In mid-December, I wrote the text “Sweden about to deport a Mongolian activist to China“, explaining the situation of Mongolian activist Baolige Wurina from Inner Mongolia in China, living in Sweden together with his Mongolian wife and their two little children.
Despite having lived in Sweden for a decade, working and starting a family, Baolige was denied residence permit by Sweden’s Migration Court in late November.
Not granting Baolige protection and instead expelling him to China, was an even more noteworthy decision given the latest wave of oppression against ethnic Mongolians in the Inner Mongolian region, combined with the fact that Baolige himself have been attending several rallies in Sweden during which he was also filmed by the Chinese embassy.
For people following the case closely, it was obvious that if sent back to China, Baolige would face prison or worse, especially since Chinese authorities have repeatedly visited and harassed his family members in Inner Mongolia, demanding them persuade Baolige to stop his activism and immediately return to China.
With those circumstances in mind, Baolige Wurina’s lawyer had high hopes that the Sweden’s Migration Court of Appeal – the third and last instance deciding on asylum and residence permit matters within the Swedish authorities for migration – would overturn the decision from the second instance, the above mentioned Migration Court, and grant the Mongolian activist a new hearing.
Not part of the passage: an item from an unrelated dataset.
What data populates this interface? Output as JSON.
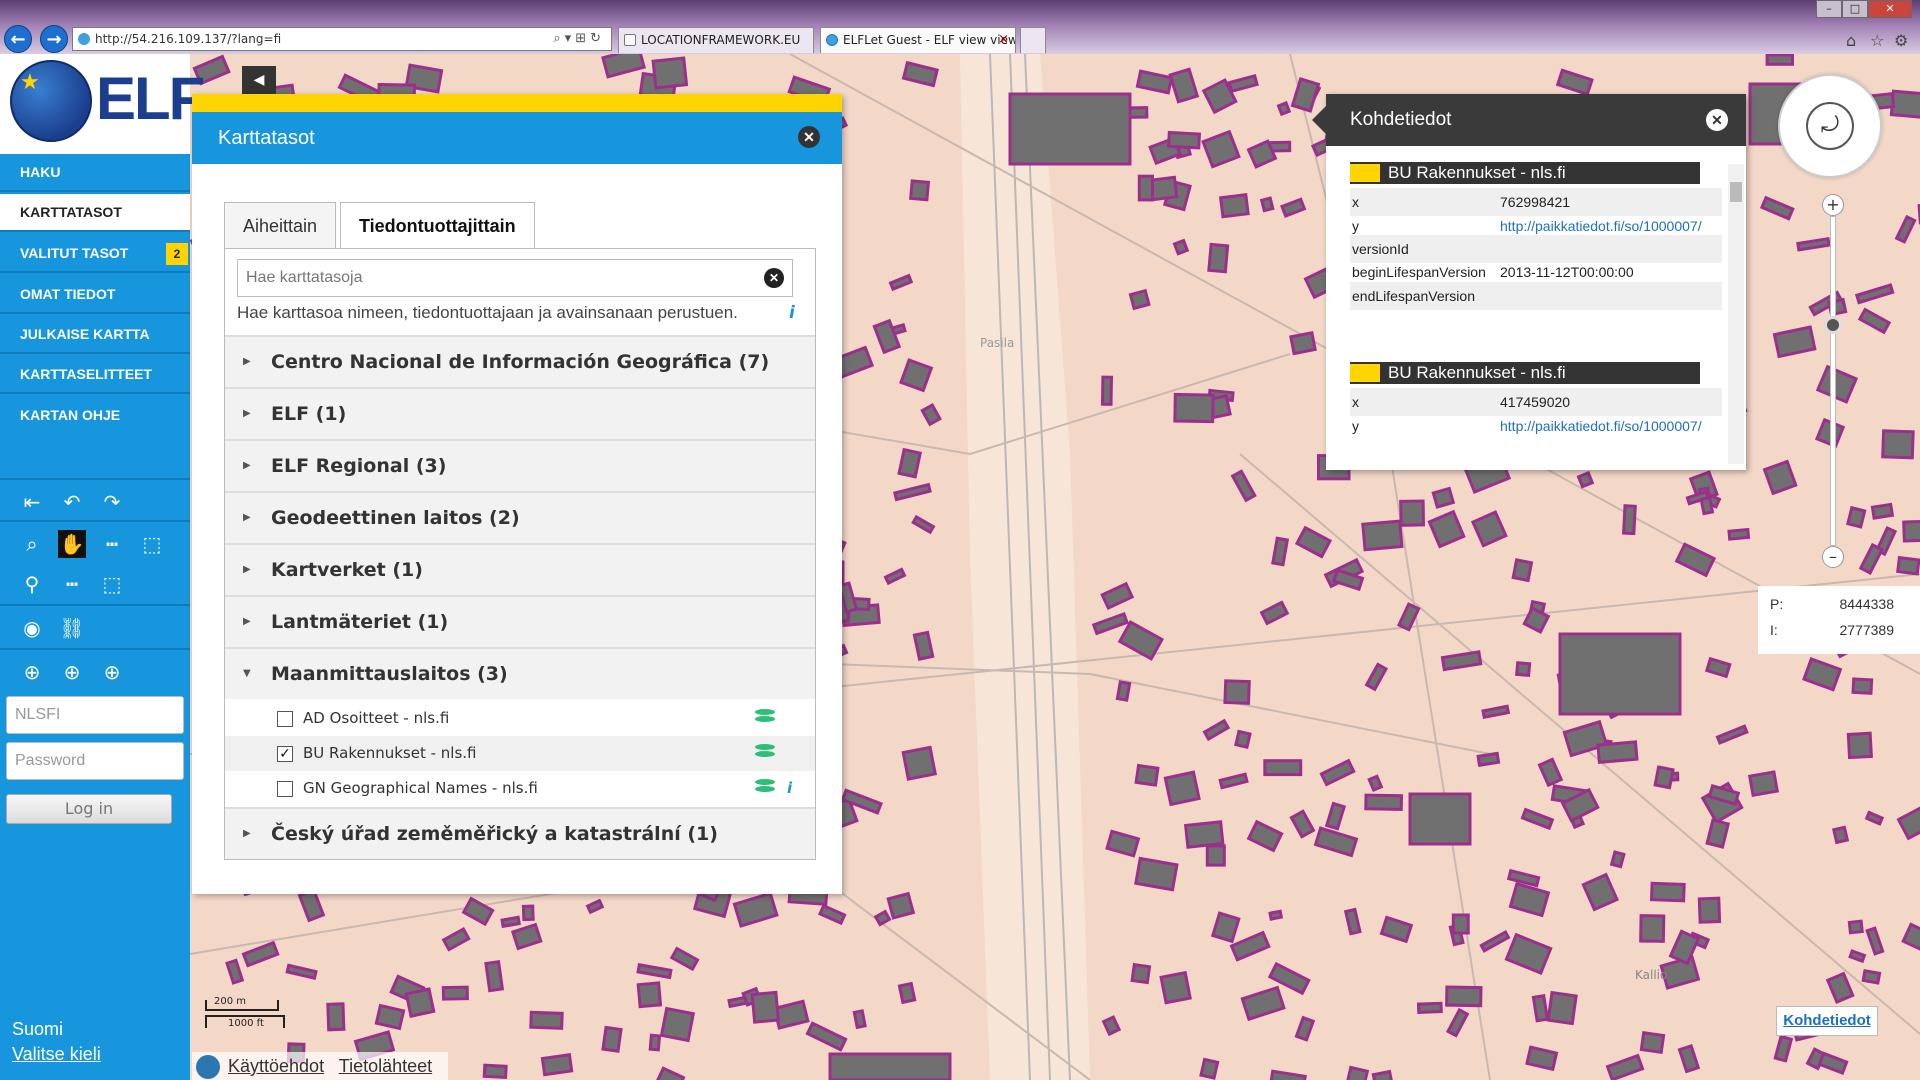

This week, however, the Migration Court of Appeal announced that it upholds the prior decision from the Migration Board and the Migration Court to deny Baolige Wurina a residence permit and instead expel him to China.
The ruling from the Court of Appeal (in Swedish) can be seen below, or as a full size PDF via Scribd:
The decision, a surprise for many, doesn’t only put the life and well-being of Baolige Wurina at risk. It also means that Baolige’s wife and two children now longer has the legal right to abode in Sweden.
Being Mongolian citizens, Baolige’s wife and their two children will not be expelled to China but to Mongolia. The Migration Court’s motivation for expelling the family from Sweden, included the suggestion that the family could soon be reunited again either in China or Mongolia, given that the two countries are right next to each other.
But for many observers, the two countries are still light years apart despite the fact that their share geographical borders. As have been stated clearly in the two English language reports below, rather than a forthcoming family reunification, persecution and possibly torture is what Baolige can expect upon his return to Inner Mongolia:
“Swedish deportation of Inner Mongolian activist to China imminent” (Safeguard Defenders)
“Sweden Is About to Deport Activist to China—Torture and Prison Be Damned” (Newsweek)
When talking to Baolige’s Wife after the latest decision this week, she expresses helplessness and hopelessness. The decision from the Migration Court of Appeal enters into immediate legal effect. Would the family now bump into any police or legal enforcer, they are to be put in detention while departure to China and Mongolia is being prepared.
With all legal options in Sweden now exhausted, the last albeit minimal hope for a different outcome in this case is for the family to appeal to the European Court of Human Rights in Strasbourg. The Swedish parliament is also to hold a debate February 4, on the situation in Inner Mongolia and the policy of the Migration Board on this matter.